Will you output all of the data below exactly, omitting the images?

** Opening PROVIDED DATA block **

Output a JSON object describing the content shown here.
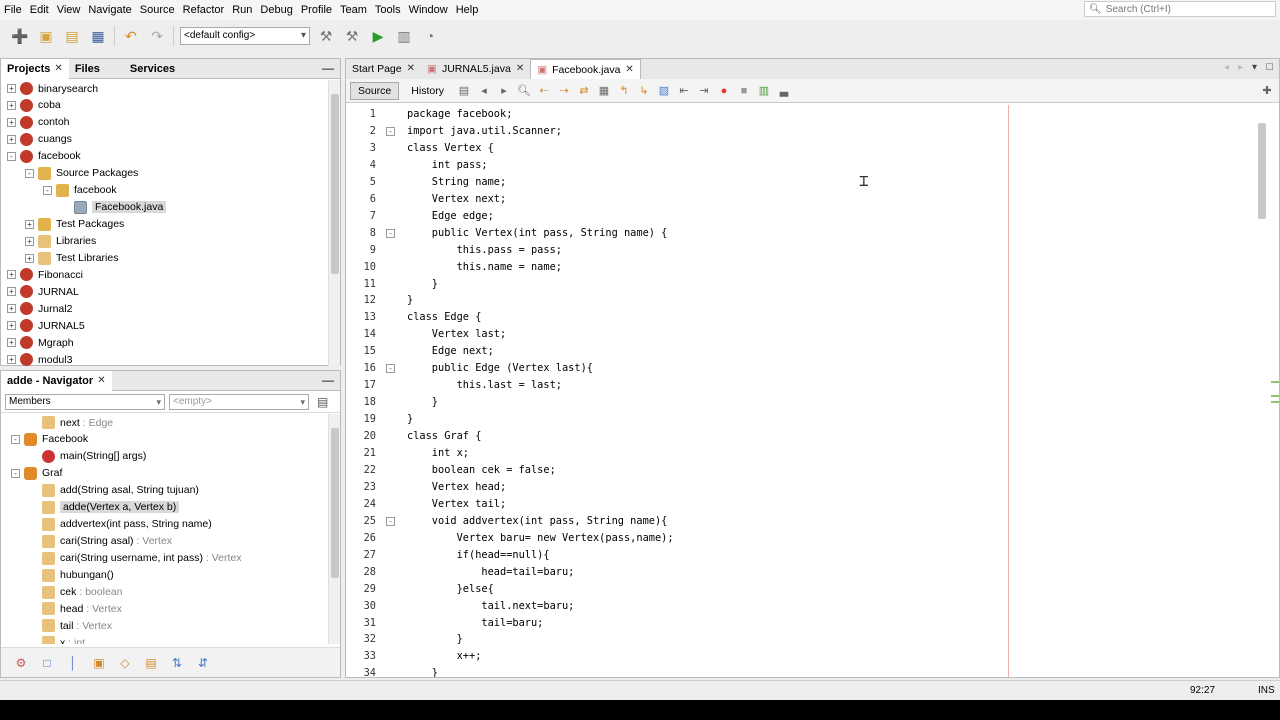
{
  "menubar": {
    "items": [
      "File",
      "Edit",
      "View",
      "Navigate",
      "Source",
      "Refactor",
      "Run",
      "Debug",
      "Profile",
      "Team",
      "Tools",
      "Window",
      "Help"
    ],
    "search_placeholder": "Search (Ctrl+I)"
  },
  "toolbar": {
    "config": "<default config>"
  },
  "projects_panel": {
    "tabs": [
      "Projects",
      "Files",
      "Services"
    ],
    "items": [
      {
        "label": "binarysearch",
        "level": 0,
        "type": "project",
        "expander": "+"
      },
      {
        "label": "coba",
        "level": 0,
        "type": "project",
        "expander": "+"
      },
      {
        "label": "contoh",
        "level": 0,
        "type": "project",
        "expander": "+"
      },
      {
        "label": "cuangs",
        "level": 0,
        "type": "project",
        "expander": "+"
      },
      {
        "label": "facebook",
        "level": 0,
        "type": "project",
        "expander": "-"
      },
      {
        "label": "Source Packages",
        "level": 1,
        "type": "pkg",
        "expander": "-"
      },
      {
        "label": "facebook",
        "level": 2,
        "type": "pkg",
        "expander": "-"
      },
      {
        "label": "Facebook.java",
        "level": 3,
        "type": "file",
        "expander": "",
        "selected": true
      },
      {
        "label": "Test Packages",
        "level": 1,
        "type": "pkg",
        "expander": "+"
      },
      {
        "label": "Libraries",
        "level": 1,
        "type": "lib",
        "expander": "+"
      },
      {
        "label": "Test Libraries",
        "level": 1,
        "type": "lib",
        "expander": "+"
      },
      {
        "label": "Fibonacci",
        "level": 0,
        "type": "project",
        "expander": "+"
      },
      {
        "label": "JURNAL",
        "level": 0,
        "type": "project",
        "expander": "+"
      },
      {
        "label": "Jurnal2",
        "level": 0,
        "type": "project",
        "expander": "+"
      },
      {
        "label": "JURNAL5",
        "level": 0,
        "type": "project",
        "expander": "+"
      },
      {
        "label": "Mgraph",
        "level": 0,
        "type": "project",
        "expander": "+"
      },
      {
        "label": "modul3",
        "level": 0,
        "type": "project",
        "expander": "+"
      }
    ]
  },
  "navigator_panel": {
    "title": "adde - Navigator",
    "filter_members": "Members",
    "filter_empty": "<empty>",
    "items": [
      {
        "label": "next",
        "type_suffix": " : Edge",
        "level": 2,
        "type": "field"
      },
      {
        "label": "Facebook",
        "type_suffix": "",
        "level": 1,
        "type": "class",
        "expander": "-"
      },
      {
        "label": "main(String[] args)",
        "type_suffix": "",
        "level": 2,
        "type": "method"
      },
      {
        "label": "Graf",
        "type_suffix": "",
        "level": 1,
        "type": "class",
        "expander": "-"
      },
      {
        "label": "add(String asal, String tujuan)",
        "type_suffix": "",
        "level": 2,
        "type": "field"
      },
      {
        "label": "adde(Vertex a, Vertex b)",
        "type_suffix": "",
        "level": 2,
        "type": "field",
        "selected": true
      },
      {
        "label": "addvertex(int pass, String name)",
        "type_suffix": "",
        "level": 2,
        "type": "field"
      },
      {
        "label": "cari(String asal)",
        "type_suffix": " : Vertex",
        "level": 2,
        "type": "field"
      },
      {
        "label": "cari(String username, int pass)",
        "type_suffix": " : Vertex",
        "level": 2,
        "type": "field"
      },
      {
        "label": "hubungan()",
        "type_suffix": "",
        "level": 2,
        "type": "field"
      },
      {
        "label": "cek",
        "type_suffix": " : boolean",
        "level": 2,
        "type": "field"
      },
      {
        "label": "head",
        "type_suffix": " : Vertex",
        "level": 2,
        "type": "field"
      },
      {
        "label": "tail",
        "type_suffix": " : Vertex",
        "level": 2,
        "type": "field"
      },
      {
        "label": "x",
        "type_suffix": " : int",
        "level": 2,
        "type": "field"
      }
    ]
  },
  "editor": {
    "tabs": [
      "Start Page",
      "JURNAL5.java",
      "Facebook.java"
    ],
    "active_tab": "Facebook.java",
    "source_label": "Source",
    "history_label": "History",
    "lines": [
      {
        "n": "1",
        "text": "package facebook;",
        "fold": ""
      },
      {
        "n": "2",
        "text": "import java.util.Scanner;",
        "fold": "-"
      },
      {
        "n": "3",
        "text": "class Vertex {",
        "fold": ""
      },
      {
        "n": "4",
        "text": "    int pass;",
        "fold": ""
      },
      {
        "n": "5",
        "text": "    String name;",
        "fold": ""
      },
      {
        "n": "6",
        "text": "    Vertex next;",
        "fold": ""
      },
      {
        "n": "7",
        "text": "    Edge edge;",
        "fold": ""
      },
      {
        "n": "8",
        "text": "    public Vertex(int pass, String name) {",
        "fold": "-"
      },
      {
        "n": "9",
        "text": "        this.pass = pass;",
        "fold": ""
      },
      {
        "n": "10",
        "text": "        this.name = name;",
        "fold": ""
      },
      {
        "n": "11",
        "text": "    }",
        "fold": ""
      },
      {
        "n": "12",
        "text": "}",
        "fold": ""
      },
      {
        "n": "13",
        "text": "class Edge {",
        "fold": ""
      },
      {
        "n": "14",
        "text": "    Vertex last;",
        "fold": ""
      },
      {
        "n": "15",
        "text": "    Edge next;",
        "fold": ""
      },
      {
        "n": "16",
        "text": "    public Edge (Vertex last){",
        "fold": "-"
      },
      {
        "n": "17",
        "text": "        this.last = last;",
        "fold": ""
      },
      {
        "n": "18",
        "text": "    }",
        "fold": ""
      },
      {
        "n": "19",
        "text": "}",
        "fold": ""
      },
      {
        "n": "20",
        "text": "class Graf {",
        "fold": ""
      },
      {
        "n": "21",
        "text": "    int x;",
        "fold": ""
      },
      {
        "n": "22",
        "text": "    boolean cek = false;",
        "fold": ""
      },
      {
        "n": "23",
        "text": "    Vertex head;",
        "fold": ""
      },
      {
        "n": "24",
        "text": "    Vertex tail;",
        "fold": ""
      },
      {
        "n": "25",
        "text": "    void addvertex(int pass, String name){",
        "fold": "-"
      },
      {
        "n": "26",
        "text": "        Vertex baru= new Vertex(pass,name);",
        "fold": ""
      },
      {
        "n": "27",
        "text": "        if(head==null){",
        "fold": ""
      },
      {
        "n": "28",
        "text": "            head=tail=baru;",
        "fold": ""
      },
      {
        "n": "29",
        "text": "        }else{",
        "fold": ""
      },
      {
        "n": "30",
        "text": "            tail.next=baru;",
        "fold": ""
      },
      {
        "n": "31",
        "text": "            tail=baru;",
        "fold": ""
      },
      {
        "n": "32",
        "text": "        }",
        "fold": ""
      },
      {
        "n": "33",
        "text": "        x++;",
        "fold": ""
      },
      {
        "n": "34",
        "text": "    }",
        "fold": ""
      }
    ]
  },
  "status": {
    "position": "92:27",
    "mode": "INS"
  }
}
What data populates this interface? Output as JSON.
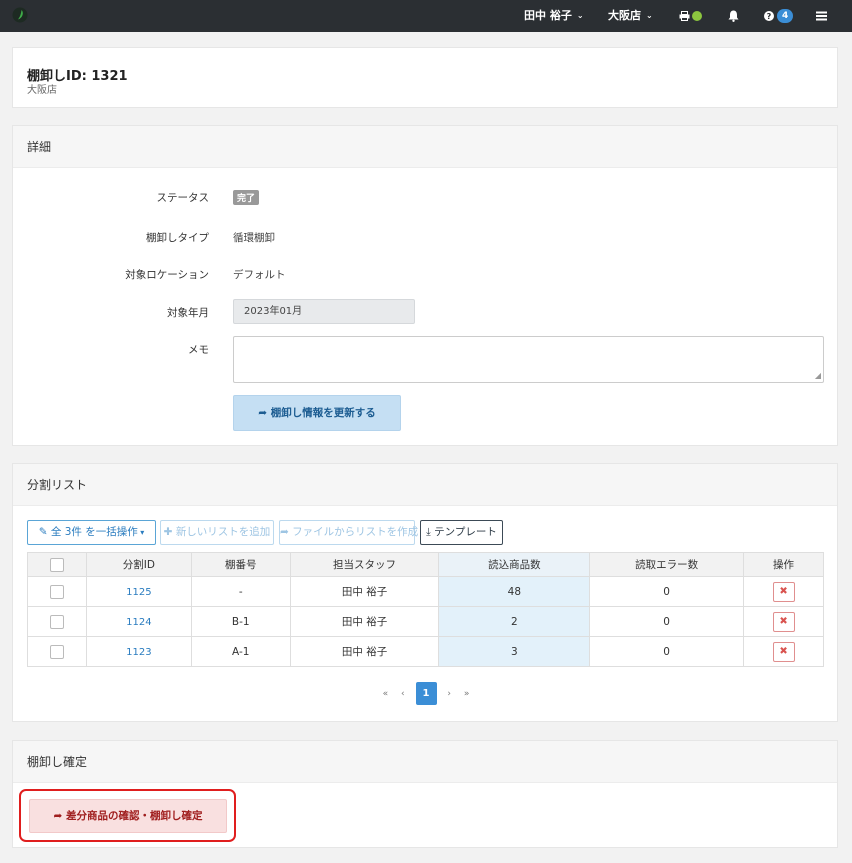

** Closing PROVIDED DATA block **

EXPECTED ANSWER
Output a JSON object describing the content shown here.
{
  "menubar": {
    "items": [
      "File",
      "Edit",
      "View",
      "Navigate",
      "Source",
      "Refactor",
      "Run",
      "Debug",
      "Profile",
      "Team",
      "Tools",
      "Window",
      "Help"
    ],
    "search_placeholder": "Search (Ctrl+I)"
  },
  "toolbar": {
    "config": "<default config>"
  },
  "projects_panel": {
    "tabs": [
      "Projects",
      "Files",
      "Services"
    ],
    "items": [
      {
        "label": "binarysearch",
        "level": 0,
        "type": "project",
        "expander": "+"
      },
      {
        "label": "coba",
        "level": 0,
        "type": "project",
        "expander": "+"
      },
      {
        "label": "contoh",
        "level": 0,
        "type": "project",
        "expander": "+"
      },
      {
        "label": "cuangs",
        "level": 0,
        "type": "project",
        "expander": "+"
      },
      {
        "label": "facebook",
        "level": 0,
        "type": "project",
        "expander": "-"
      },
      {
        "label": "Source Packages",
        "level": 1,
        "type": "pkg",
        "expander": "-"
      },
      {
        "label": "facebook",
        "level": 2,
        "type": "pkg",
        "expander": "-"
      },
      {
        "label": "Facebook.java",
        "level": 3,
        "type": "file",
        "expander": "",
        "selected": true
      },
      {
        "label": "Test Packages",
        "level": 1,
        "type": "pkg",
        "expander": "+"
      },
      {
        "label": "Libraries",
        "level": 1,
        "type": "lib",
        "expander": "+"
      },
      {
        "label": "Test Libraries",
        "level": 1,
        "type": "lib",
        "expander": "+"
      },
      {
        "label": "Fibonacci",
        "level": 0,
        "type": "project",
        "expander": "+"
      },
      {
        "label": "JURNAL",
        "level": 0,
        "type": "project",
        "expander": "+"
      },
      {
        "label": "Jurnal2",
        "level": 0,
        "type": "project",
        "expander": "+"
      },
      {
        "label": "JURNAL5",
        "level": 0,
        "type": "project",
        "expander": "+"
      },
      {
        "label": "Mgraph",
        "level": 0,
        "type": "project",
        "expander": "+"
      },
      {
        "label": "modul3",
        "level": 0,
        "type": "project",
        "expander": "+"
      }
    ]
  },
  "navigator_panel": {
    "title": "adde - Navigator",
    "filter_members": "Members",
    "filter_empty": "<empty>",
    "items": [
      {
        "label": "next",
        "type_suffix": " : Edge",
        "level": 2,
        "type": "field"
      },
      {
        "label": "Facebook",
        "type_suffix": "",
        "level": 1,
        "type": "class",
        "expander": "-"
      },
      {
        "label": "main(String[] args)",
        "type_suffix": "",
        "level": 2,
        "type": "method"
      },
      {
        "label": "Graf",
        "type_suffix": "",
        "level": 1,
        "type": "class",
        "expander": "-"
      },
      {
        "label": "add(String asal, String tujuan)",
        "type_suffix": "",
        "level": 2,
        "type": "field"
      },
      {
        "label": "adde(Vertex a, Vertex b)",
        "type_suffix": "",
        "level": 2,
        "type": "field",
        "selected": true
      },
      {
        "label": "addvertex(int pass, String name)",
        "type_suffix": "",
        "level": 2,
        "type": "field"
      },
      {
        "label": "cari(String asal)",
        "type_suffix": " : Vertex",
        "level": 2,
        "type": "field"
      },
      {
        "label": "cari(String username, int pass)",
        "type_suffix": " : Vertex",
        "level": 2,
        "type": "field"
      },
      {
        "label": "hubungan()",
        "type_suffix": "",
        "level": 2,
        "type": "field"
      },
      {
        "label": "cek",
        "type_suffix": " : boolean",
        "level": 2,
        "type": "field"
      },
      {
        "label": "head",
        "type_suffix": " : Vertex",
        "level": 2,
        "type": "field"
      },
      {
        "label": "tail",
        "type_suffix": " : Vertex",
        "level": 2,
        "type": "field"
      },
      {
        "label": "x",
        "type_suffix": " : int",
        "level": 2,
        "type": "field"
      }
    ]
  },
  "editor": {
    "tabs": [
      "Start Page",
      "JURNAL5.java",
      "Facebook.java"
    ],
    "active_tab": "Facebook.java",
    "source_label": "Source",
    "history_label": "History",
    "lines": [
      {
        "n": "1",
        "text": "package facebook;",
        "fold": ""
      },
      {
        "n": "2",
        "text": "import java.util.Scanner;",
        "fold": "-"
      },
      {
        "n": "3",
        "text": "class Vertex {",
        "fold": ""
      },
      {
        "n": "4",
        "text": "    int pass;",
        "fold": ""
      },
      {
        "n": "5",
        "text": "    String name;",
        "fold": ""
      },
      {
        "n": "6",
        "text": "    Vertex next;",
        "fold": ""
      },
      {
        "n": "7",
        "text": "    Edge edge;",
        "fold": ""
      },
      {
        "n": "8",
        "text": "    public Vertex(int pass, String name) {",
        "fold": "-"
      },
      {
        "n": "9",
        "text": "        this.pass = pass;",
        "fold": ""
      },
      {
        "n": "10",
        "text": "        this.name = name;",
        "fold": ""
      },
      {
        "n": "11",
        "text": "    }",
        "fold": ""
      },
      {
        "n": "12",
        "text": "}",
        "fold": ""
      },
      {
        "n": "13",
        "text": "class Edge {",
        "fold": ""
      },
      {
        "n": "14",
        "text": "    Vertex last;",
        "fold": ""
      },
      {
        "n": "15",
        "text": "    Edge next;",
        "fold": ""
      },
      {
        "n": "16",
        "text": "    public Edge (Vertex last){",
        "fold": "-"
      },
      {
        "n": "17",
        "text": "        this.last = last;",
        "fold": ""
      },
      {
        "n": "18",
        "text": "    }",
        "fold": ""
      },
      {
        "n": "19",
        "text": "}",
        "fold": ""
      },
      {
        "n": "20",
        "text": "class Graf {",
        "fold": ""
      },
      {
        "n": "21",
        "text": "    int x;",
        "fold": ""
      },
      {
        "n": "22",
        "text": "    boolean cek = false;",
        "fold": ""
      },
      {
        "n": "23",
        "text": "    Vertex head;",
        "fold": ""
      },
      {
        "n": "24",
        "text": "    Vertex tail;",
        "fold": ""
      },
      {
        "n": "25",
        "text": "    void addvertex(int pass, String name){",
        "fold": "-"
      },
      {
        "n": "26",
        "text": "        Vertex baru= new Vertex(pass,name);",
        "fold": ""
      },
      {
        "n": "27",
        "text": "        if(head==null){",
        "fold": ""
      },
      {
        "n": "28",
        "text": "            head=tail=baru;",
        "fold": ""
      },
      {
        "n": "29",
        "text": "        }else{",
        "fold": ""
      },
      {
        "n": "30",
        "text": "            tail.next=baru;",
        "fold": ""
      },
      {
        "n": "31",
        "text": "            tail=baru;",
        "fold": ""
      },
      {
        "n": "32",
        "text": "        }",
        "fold": ""
      },
      {
        "n": "33",
        "text": "        x++;",
        "fold": ""
      },
      {
        "n": "34",
        "text": "    }",
        "fold": ""
      }
    ]
  },
  "status": {
    "position": "92:27",
    "mode": "INS"
  }
}
What data populates this interface? Output as JSON.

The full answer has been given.